-- Sony says it expects to return full PlayStation Network services this week in the Americas, Europe and Asia, excluding Japan, Hong Kong and South Korea. It will also resume Music Unlimited powered by Qriocity for PlayStation 3, PSP, VAIO and other PCs. Qriocity's video-on-demand function will be restored at a later, unnamed date. In an apparent effort to help make amends with its customers, Sony will offer a special "Welcome Back" package of services and premium content to all registered users of PlayStation and Qriocity services.
Sony's PlayStation and Qriocity networks were hit by a hacker attack in April. Sony Corp. chairman Sir Howard Stringer called it "a hiccup in the road to a network future." In addition, hackers broke into the website of Sony Music Greece in May. (PlayStation Blog)
What Makes Spotify Run So Smoothly?
-- If you're wondering what makes Spotify run so smoothly, check out the presentation made by Spotify's Gunnar Kreitz at the KTH Royal Institute of Technology. The data in the Ph.D student's presentation is also found in this paper co-authored by Kreitz titled "Spotify -- Large Scale, Low Latency, P2P Music-on-Demand Streaming."
One important aspect of Spotify is that it streams 55% of its data from caches compared to 34% from P2P network (of other Spotify users) and less than 11% from its own servers. The time period analyzed was March 23-29, 2010.

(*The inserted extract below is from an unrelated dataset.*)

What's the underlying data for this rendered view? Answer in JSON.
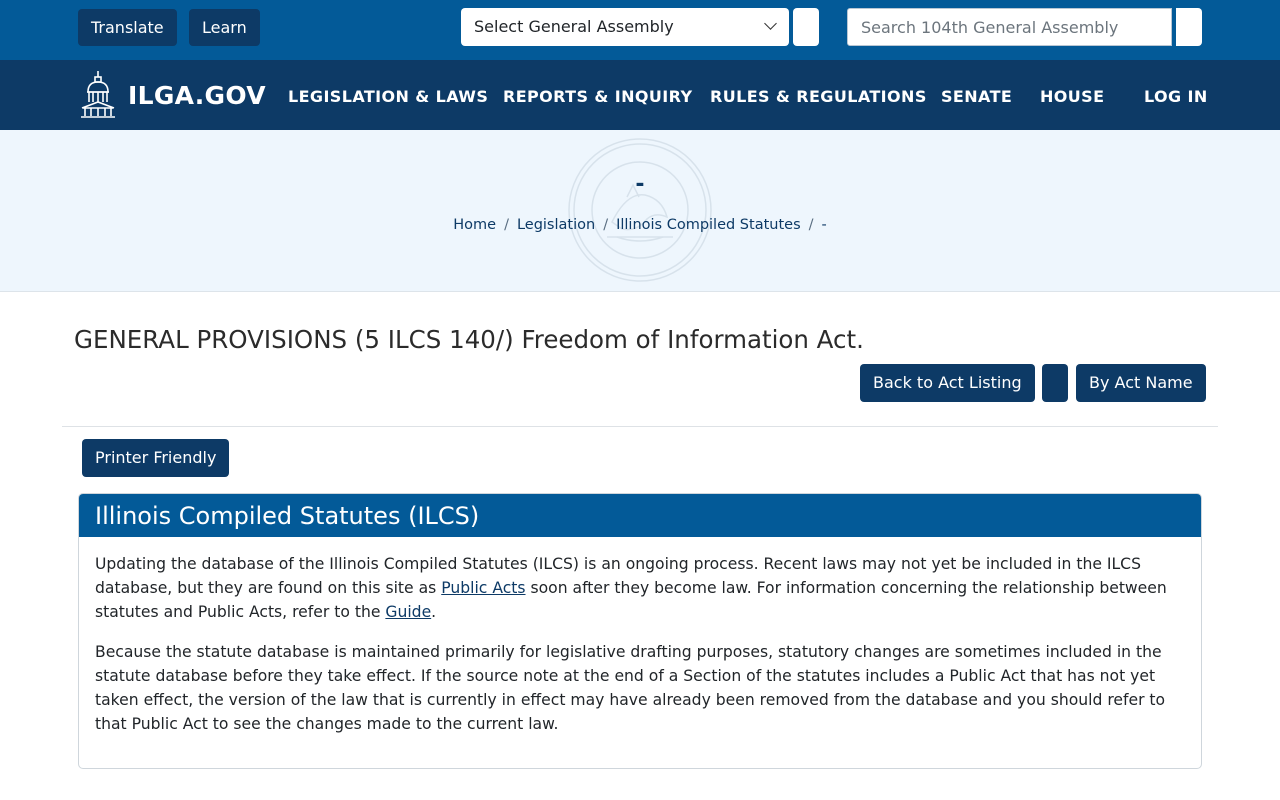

One result of Spotify's architecture, which is described in detail in the presentation, is a median latency of 256 milliseconds. That means there is very little delay between hitting a play button and hearing a song (it's a very nice characteristic singled out by many Spotify users). According to Kreitz, below 1% of playbacks had "stutter occurrences."
Digital Economy Act Update: BT, TalkTalk Appeal Court Ruling
-- The U.K.'s Digital Economy Act is getting little attention in the United States lately, so you might have missed the news that telecom giants BT and TalkTalk are appealing four of the five parts in a court's ruling against the company's challenge of the Digital Economy Act.
"Both companies continue to take the view that the regime represents a disproportionate interference with the rights of Internet service providers, subscribers and Internet users and with the concept of freedom of expression," the companies said in a statement. "They recognise, however, the Court's view that there is an exceptionally high threshold to show that this legislation was not a proportionate response prior to the code of practice being published and have concluded not to pursue leave to appeal on this ground."
Audiophile Blogger: Amazon Cloud Drive, Google Music Beta Not All That
-- One audiophile blogger calls Amazon and Google's cloud music services "DOA" primarily because of the sound quality of the streamed music files. On the other hand, subscription service MOG was praised for its superior sound quality (320kbps) and pleasant user interface. An excerpt:
"Allowing users to stream lower quality versions of their own files and to store these lower quality versions on a mobile device is marketing at its best. What's more, charging these users for the 'privilege' of accessing their own music is a joke. Without lossless support there is no need for a cloud music service that doesn't literally allow access to ten million tracks like MOG.
Amazon Cloud Drive and Google Music Beta just don't make sense. Services with such limited features are singing the praises of their offerings out of one side of their mouth while singing Hey (hey) you (you) get off of my cloud out of the other side. The big cloud music services thus far are like the reopening of Al Capone's vault in 2011. All bark and no BYTE."
One problem cited was Music Beta's lack of support for the FLAC file format (instead it transcodes FLAC files into 320kbps MP3 files). So don't expect audio purists to fall in love with most streaming services -- at least until they're offering high quality audio, and if the service takes a high-quality file and converts.